(Component data from apps and pages)
——————————

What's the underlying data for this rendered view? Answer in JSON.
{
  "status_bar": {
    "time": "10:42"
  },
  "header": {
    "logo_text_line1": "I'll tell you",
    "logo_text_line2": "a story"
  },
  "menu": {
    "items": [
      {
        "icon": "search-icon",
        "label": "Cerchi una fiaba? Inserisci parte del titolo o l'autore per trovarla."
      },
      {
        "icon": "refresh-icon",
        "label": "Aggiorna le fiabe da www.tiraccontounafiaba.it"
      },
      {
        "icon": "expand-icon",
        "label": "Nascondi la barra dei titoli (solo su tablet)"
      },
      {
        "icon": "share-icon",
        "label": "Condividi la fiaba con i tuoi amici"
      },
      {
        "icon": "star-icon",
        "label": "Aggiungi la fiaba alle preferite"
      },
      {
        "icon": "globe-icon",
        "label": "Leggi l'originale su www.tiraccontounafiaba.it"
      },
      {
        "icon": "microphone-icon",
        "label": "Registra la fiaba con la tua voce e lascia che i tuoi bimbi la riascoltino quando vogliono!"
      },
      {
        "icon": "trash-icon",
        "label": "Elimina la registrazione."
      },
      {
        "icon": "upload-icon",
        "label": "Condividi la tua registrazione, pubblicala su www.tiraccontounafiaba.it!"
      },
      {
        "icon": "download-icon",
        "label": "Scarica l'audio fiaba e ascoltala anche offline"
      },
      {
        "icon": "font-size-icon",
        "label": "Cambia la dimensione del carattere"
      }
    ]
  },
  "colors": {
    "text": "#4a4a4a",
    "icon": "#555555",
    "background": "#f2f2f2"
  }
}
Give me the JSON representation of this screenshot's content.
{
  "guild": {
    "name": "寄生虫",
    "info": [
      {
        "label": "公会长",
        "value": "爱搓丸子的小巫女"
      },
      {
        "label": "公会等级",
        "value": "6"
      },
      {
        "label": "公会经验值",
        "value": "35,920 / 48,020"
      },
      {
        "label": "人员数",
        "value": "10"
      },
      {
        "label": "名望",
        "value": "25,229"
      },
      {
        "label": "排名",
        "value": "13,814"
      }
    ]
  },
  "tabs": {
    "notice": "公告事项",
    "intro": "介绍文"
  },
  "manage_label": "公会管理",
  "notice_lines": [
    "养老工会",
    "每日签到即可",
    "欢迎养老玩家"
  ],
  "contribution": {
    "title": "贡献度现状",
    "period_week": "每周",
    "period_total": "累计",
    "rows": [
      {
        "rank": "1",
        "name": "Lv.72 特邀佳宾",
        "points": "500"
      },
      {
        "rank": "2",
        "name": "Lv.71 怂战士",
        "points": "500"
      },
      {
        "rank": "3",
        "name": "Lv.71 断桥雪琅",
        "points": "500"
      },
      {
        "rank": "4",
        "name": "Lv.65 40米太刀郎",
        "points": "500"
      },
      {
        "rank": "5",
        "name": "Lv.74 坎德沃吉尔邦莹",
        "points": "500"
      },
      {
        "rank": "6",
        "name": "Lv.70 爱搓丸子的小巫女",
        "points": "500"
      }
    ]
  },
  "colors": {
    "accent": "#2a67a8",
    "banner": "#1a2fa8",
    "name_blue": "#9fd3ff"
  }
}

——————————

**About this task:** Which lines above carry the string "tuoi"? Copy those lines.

**Completed task:**
        "label": "Condividi la fiaba con i tuoi amici"
        "label": "Registra la fiaba con la tua voce e lascia che i tuoi bimbi la riascoltino quando vogliono!"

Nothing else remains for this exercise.